The Blue Hills isn't the easiest spot to get to without a car. It's not hard for me, but it does take a little effort. I have to take the train to Readville from South Station. The latter is a mile and a half away. Many days I'll walk there and back three times for nine miles total. My walks can go anywhere--to Harvard, out to BC, to Coolidge Corner, to the MFA, to the end of Newbury Street, obviously to Charlestown to do the Monument, but in the last year especially I've done the walk to South Station as if it were a set in an exercise routine. I've run it that that way, too. I don't often run on flat ground, but twice in the past little bit I've done nine mile runs, the most recent time being this past weekend. The time before that was before the sun came up in the pouring rain. I was drenched. Those runs were done to South Station and back, repeating the trip three times each time.
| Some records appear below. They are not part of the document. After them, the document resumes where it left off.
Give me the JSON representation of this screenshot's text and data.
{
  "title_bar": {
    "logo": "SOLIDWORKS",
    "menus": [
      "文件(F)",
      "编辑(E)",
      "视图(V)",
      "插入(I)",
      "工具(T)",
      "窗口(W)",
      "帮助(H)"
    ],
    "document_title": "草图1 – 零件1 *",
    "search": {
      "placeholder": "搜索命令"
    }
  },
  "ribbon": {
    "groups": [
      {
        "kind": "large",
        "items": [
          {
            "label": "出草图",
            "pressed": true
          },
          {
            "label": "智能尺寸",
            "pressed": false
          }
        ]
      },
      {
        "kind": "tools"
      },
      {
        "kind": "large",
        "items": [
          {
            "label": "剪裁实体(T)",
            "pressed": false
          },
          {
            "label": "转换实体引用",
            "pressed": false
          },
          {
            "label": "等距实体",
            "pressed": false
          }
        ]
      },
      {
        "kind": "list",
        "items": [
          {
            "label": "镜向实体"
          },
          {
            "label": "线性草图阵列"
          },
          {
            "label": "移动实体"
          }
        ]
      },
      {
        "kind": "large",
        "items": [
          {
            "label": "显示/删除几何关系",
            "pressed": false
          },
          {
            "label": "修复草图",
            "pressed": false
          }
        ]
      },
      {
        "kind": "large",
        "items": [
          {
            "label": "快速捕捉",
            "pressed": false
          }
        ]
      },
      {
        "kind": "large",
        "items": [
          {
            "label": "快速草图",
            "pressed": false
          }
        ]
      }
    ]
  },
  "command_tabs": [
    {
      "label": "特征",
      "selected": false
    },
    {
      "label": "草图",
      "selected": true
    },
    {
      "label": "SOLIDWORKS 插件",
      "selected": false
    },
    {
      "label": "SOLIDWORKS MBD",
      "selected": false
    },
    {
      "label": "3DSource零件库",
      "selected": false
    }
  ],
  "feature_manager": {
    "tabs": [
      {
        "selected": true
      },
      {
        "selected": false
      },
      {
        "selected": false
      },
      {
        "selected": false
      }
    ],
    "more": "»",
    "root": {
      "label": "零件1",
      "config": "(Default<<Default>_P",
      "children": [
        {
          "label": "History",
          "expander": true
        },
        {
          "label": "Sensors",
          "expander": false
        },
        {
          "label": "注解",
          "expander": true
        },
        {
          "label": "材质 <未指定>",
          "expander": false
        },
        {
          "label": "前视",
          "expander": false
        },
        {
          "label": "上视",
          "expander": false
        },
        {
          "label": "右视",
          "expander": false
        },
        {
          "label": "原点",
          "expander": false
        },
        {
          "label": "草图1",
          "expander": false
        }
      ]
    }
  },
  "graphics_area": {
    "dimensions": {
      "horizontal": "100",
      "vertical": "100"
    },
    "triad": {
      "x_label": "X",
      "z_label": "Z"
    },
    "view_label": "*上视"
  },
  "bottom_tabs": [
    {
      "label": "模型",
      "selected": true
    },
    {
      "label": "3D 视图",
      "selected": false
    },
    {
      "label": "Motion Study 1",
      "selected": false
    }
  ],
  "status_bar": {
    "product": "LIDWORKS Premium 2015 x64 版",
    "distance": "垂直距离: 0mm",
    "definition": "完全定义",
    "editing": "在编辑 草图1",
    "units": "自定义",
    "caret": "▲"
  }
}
I misread the schedule--or hadn't paid it enough attention--when I went out to the Blue Hills on this occasion, so I had almost an hour to kill before the train left. I was in my workout clothes, because while in the past I'd hike up to the top the one time, I do something different now. Rather than sit there waiting for the train, I walked from South Station back to the North End and back to South Station again.
Readville is where my mother's mother lived, and where my mom grew up. I like being at that train stop. I feel like my people, such as someone like myself has people, are from here. The way I go--which isn't the shortest route--to the Blue Hills is a three mile round trip. I cross over a parkway which would take me to my father's mother's house in a short ten or fifteen minute walk. My dad is buried in a cemetery that is off of the same road with the Blue Hills parking lot and trailside museum.
So it was twelve miles of walking to get to the Blue Hills and back to the North End, with that extra South Station circuit included. That's a fair bit of walking. At the Blue Hills itself, I went up and down three times at a brisk pace. I clamber over rocks, I hustle, keep it moving. No resting. That will get your heart going. Clothes completely soaked through.
Here one can see what is called Great Blue Hill--this the hill I go up and down, the one at 635 feet--off in the distance on the walk from the Readville train station, followed by some other shots, including what is a classic example of a New England wash or draw--I like things like that--and a fire house on the walk which I liked seeing even as a kid. It's small, and even then it struck me as something that had been there for a very long time. Just a quiet, 1930s structure of quintessential Americana, more in the shade than not, and pretty much unchanged to this day.